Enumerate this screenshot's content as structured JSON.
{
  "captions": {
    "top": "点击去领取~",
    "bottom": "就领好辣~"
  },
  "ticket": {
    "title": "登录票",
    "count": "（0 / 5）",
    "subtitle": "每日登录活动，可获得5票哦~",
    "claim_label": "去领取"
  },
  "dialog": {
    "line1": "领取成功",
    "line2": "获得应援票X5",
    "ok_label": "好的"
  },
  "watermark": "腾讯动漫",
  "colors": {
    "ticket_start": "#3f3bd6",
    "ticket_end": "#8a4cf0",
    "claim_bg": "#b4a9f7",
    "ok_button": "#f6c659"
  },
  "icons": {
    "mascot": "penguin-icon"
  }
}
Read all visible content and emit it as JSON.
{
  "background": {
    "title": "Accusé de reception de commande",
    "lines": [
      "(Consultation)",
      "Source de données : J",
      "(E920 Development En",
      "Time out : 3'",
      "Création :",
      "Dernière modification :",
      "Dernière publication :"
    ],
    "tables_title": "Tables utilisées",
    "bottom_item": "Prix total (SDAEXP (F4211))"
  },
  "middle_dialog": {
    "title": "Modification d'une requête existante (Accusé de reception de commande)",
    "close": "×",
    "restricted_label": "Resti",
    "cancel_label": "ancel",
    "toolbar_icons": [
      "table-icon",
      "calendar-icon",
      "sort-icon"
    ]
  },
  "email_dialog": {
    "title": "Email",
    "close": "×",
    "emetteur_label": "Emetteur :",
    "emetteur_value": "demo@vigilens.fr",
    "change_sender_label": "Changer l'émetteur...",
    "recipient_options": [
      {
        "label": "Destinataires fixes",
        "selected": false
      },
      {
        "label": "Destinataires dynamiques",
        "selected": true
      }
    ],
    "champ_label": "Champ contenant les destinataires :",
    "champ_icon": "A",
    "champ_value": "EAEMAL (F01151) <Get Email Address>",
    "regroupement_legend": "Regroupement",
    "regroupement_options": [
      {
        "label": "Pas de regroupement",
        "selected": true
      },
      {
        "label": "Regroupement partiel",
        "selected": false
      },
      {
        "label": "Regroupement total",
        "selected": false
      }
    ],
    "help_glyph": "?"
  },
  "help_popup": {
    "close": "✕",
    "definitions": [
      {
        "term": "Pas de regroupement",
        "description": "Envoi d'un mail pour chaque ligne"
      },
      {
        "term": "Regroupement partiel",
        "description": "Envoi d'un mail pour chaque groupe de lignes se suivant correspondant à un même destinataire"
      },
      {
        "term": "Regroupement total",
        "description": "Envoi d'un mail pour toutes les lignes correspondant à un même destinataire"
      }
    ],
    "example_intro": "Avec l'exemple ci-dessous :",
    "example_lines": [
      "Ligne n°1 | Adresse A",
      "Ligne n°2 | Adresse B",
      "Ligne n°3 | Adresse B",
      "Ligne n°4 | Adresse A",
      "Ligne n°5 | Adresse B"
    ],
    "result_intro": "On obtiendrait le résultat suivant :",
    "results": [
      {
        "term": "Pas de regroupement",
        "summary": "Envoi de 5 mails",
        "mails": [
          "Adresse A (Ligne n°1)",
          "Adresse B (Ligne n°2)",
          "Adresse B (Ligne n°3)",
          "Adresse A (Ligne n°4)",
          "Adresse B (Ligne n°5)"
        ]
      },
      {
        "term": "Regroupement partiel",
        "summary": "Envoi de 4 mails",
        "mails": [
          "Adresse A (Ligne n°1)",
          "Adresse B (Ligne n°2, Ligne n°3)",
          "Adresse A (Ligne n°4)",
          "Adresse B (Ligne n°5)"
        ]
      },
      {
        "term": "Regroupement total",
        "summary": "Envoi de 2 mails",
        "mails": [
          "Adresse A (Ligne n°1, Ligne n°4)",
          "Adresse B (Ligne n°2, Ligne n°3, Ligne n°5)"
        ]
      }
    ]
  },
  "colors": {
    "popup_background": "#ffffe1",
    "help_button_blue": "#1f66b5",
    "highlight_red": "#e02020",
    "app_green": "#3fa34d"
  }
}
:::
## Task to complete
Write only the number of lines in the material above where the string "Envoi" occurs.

## Answer below
6